--- DATA FOR THIS EXERCISE ---

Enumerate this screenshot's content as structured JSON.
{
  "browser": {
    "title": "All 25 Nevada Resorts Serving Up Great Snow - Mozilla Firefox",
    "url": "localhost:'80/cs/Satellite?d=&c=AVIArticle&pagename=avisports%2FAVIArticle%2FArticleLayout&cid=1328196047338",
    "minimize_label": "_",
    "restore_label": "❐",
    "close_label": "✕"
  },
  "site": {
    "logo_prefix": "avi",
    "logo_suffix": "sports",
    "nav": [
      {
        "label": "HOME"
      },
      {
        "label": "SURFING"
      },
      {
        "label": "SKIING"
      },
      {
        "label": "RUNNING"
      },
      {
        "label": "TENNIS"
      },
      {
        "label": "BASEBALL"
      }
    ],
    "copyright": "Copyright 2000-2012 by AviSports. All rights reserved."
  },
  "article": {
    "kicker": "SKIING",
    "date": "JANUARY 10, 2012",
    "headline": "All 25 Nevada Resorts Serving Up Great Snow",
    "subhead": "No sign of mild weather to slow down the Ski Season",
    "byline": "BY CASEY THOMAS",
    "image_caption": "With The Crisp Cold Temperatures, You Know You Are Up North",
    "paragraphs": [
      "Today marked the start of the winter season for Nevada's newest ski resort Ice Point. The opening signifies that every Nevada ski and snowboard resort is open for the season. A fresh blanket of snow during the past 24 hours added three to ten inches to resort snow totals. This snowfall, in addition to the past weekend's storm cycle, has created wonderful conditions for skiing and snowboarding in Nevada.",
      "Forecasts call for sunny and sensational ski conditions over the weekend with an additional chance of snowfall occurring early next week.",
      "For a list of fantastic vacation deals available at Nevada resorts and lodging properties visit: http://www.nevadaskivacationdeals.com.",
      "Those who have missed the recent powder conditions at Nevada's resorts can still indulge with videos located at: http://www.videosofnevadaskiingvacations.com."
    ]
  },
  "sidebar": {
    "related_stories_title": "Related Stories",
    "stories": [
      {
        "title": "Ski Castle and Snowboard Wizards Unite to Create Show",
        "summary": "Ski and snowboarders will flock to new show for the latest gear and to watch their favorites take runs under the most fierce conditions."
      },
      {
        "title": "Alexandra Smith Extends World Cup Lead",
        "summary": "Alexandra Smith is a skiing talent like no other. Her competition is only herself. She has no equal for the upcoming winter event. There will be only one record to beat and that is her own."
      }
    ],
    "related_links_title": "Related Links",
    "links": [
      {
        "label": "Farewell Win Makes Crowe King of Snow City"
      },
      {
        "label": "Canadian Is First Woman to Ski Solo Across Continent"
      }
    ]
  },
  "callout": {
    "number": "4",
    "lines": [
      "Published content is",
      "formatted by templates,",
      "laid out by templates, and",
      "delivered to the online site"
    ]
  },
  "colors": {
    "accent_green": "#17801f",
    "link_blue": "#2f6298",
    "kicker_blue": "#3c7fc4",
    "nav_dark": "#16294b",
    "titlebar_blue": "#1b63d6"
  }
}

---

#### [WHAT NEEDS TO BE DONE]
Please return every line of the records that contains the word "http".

#### [WRITTEN ANSWER]
      "For a list of fantastic vacation deals available at Nevada resorts and lodging properties visit: http://www.nevadaskivacationdeals.com.",
      "Those who have missed the recent powder conditions at Nevada's resorts can still indulge with videos located at: http://www.videosofnevadaskiingvacations.com."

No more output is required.